Happy People: A Year in the Taiga
Having just re-watched Nanook of the North)recently, Herzog's Happy People revisits people who live hand-to-mouth in a place where the summers last about as long as a Twitter trend and the winters determine your every action in life. We meet our central characters with a much more serious tone than we met Nanook and his family almost one hundred years ago. Instead of Canada, however, they subside in Siberia with semioccasional modern conveniences (chainsaws and snowmobiles are all that come to mind). The landscapes sometimes remind me of the bleak Wisconsin winters of Stroszek and other times mosquito-infested shots from Grizzly Man.
More importantly, however, is the way the camera reads their faces. These are mostly trappers, men of small stature and tall on wisdom. This is not the stuff of John Colter from The Lewis and Clark Journals or some tough guy with a big truck that defines his manhood-- his existence-- with the fact that he shoots mammals and will show you pictures on his Android if you give him five seconds to get started. No, these are a dying thread of man's survival through the last Ice Age. You see it in their eyes. You catch glimpses of what Elizabeth Gilbert saw in Eustace Conway when she wrote The Last American Man. This is the core of what it means for a man to a man and his dog to do what it takes to not die in conditions that would undoubtedly kill most everyone very quickly. And their faces! Their faces show a happy people. They walk a tightrope between life and death and they do not show fear or disappointment in the world.

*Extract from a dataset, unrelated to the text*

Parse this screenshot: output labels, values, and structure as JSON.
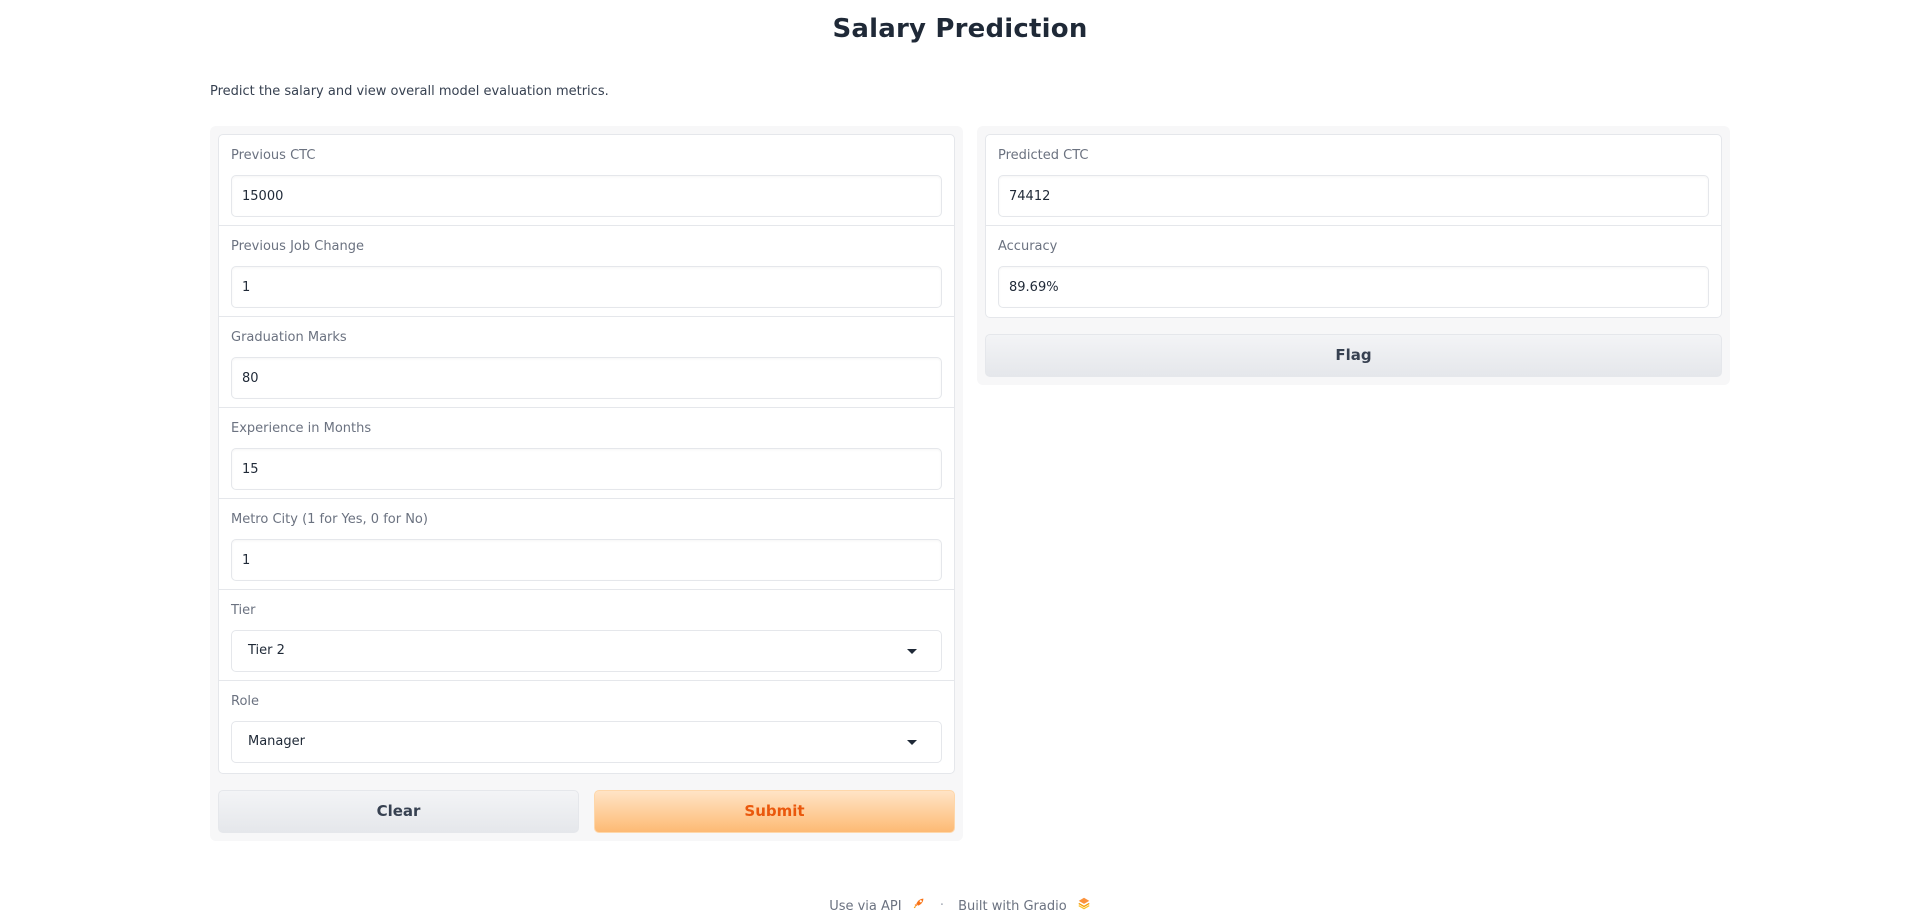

This point comes to a climax as Dmitry, our protagonist-trapper, comes to check on one of his trapping sheds late in the winter day, as daylight is slipping away, only to find that a tree has fallen on it and he much now expend thousands of calories-worth of effort to quickly mend the cabin enough to sleep in it that evening. In just about any other film ever made, had this situation arisen, the character would throw a conniption-fit, try to deal with the situation by raising the drama level of the moment (see the truly terrible The Grey)for a fictional example), and that very conflict would draw the viewers in closer (making producers smile with dollar signs). But in this film, Dmitry sucks it up, does the backbreaking work necessary to survive, and shows us a true (Happy People?) nature to himself.

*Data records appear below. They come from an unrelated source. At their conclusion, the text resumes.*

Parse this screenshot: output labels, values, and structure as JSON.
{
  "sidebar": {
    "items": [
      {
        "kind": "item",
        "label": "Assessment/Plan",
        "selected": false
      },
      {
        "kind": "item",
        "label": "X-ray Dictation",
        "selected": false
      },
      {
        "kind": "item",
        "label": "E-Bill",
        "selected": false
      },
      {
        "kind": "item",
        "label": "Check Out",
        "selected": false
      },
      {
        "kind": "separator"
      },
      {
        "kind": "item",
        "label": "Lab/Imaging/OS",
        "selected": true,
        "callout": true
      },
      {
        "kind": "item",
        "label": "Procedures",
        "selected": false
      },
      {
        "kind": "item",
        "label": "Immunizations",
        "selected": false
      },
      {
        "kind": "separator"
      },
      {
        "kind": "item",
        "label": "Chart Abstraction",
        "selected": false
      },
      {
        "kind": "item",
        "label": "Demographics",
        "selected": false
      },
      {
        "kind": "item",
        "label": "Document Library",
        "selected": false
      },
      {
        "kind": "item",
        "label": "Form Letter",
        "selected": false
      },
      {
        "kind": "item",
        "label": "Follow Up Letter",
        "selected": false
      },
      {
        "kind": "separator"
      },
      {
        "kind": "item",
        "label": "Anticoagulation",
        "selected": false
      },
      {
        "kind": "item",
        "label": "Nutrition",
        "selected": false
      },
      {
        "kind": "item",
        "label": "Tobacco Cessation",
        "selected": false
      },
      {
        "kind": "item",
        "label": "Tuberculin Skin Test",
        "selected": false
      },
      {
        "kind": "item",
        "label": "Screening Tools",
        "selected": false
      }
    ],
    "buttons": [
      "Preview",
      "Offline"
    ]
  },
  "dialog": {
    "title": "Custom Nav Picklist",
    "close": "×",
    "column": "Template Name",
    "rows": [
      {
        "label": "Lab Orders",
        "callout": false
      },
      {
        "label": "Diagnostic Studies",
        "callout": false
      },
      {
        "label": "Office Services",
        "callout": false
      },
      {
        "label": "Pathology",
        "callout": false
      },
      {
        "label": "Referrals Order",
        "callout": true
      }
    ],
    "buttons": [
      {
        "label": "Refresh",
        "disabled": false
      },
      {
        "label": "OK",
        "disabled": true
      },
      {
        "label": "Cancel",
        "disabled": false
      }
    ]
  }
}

Other films show similar themes and are worth checking out. From the aforementioned Nanook of the North (a film where the climax is building an igloo!) to Dick Proenneke Alone in the Wilderness's 1968 home films of his survival in Alaska with its patient shots of how he built his tools and home. Yet there's something more straightforward and honest about Herzog's depiction of how the sable traps are made and checked all winter long. He shows us how to make skis and make canoes. The ice is treated as a flexible tool depending on what Dmitry wants to do with it. At times he's Van Gogh working that river as his palette. The water, slush, ice, rocks, and other pieces come together to help him paint his way of living. He does things his own way (shoots pike on the line) and has trained his dog to follow him over 100 miles to the Christmas celebration by running on the ice.
This may be Herzog's most honest and straightforward documentary to date. Does that mean you'll like it the most? Probably not. This is a simple film about simple people. They are free and Herzog does them justice by letting them be as free as possible as he shows a year of their lives.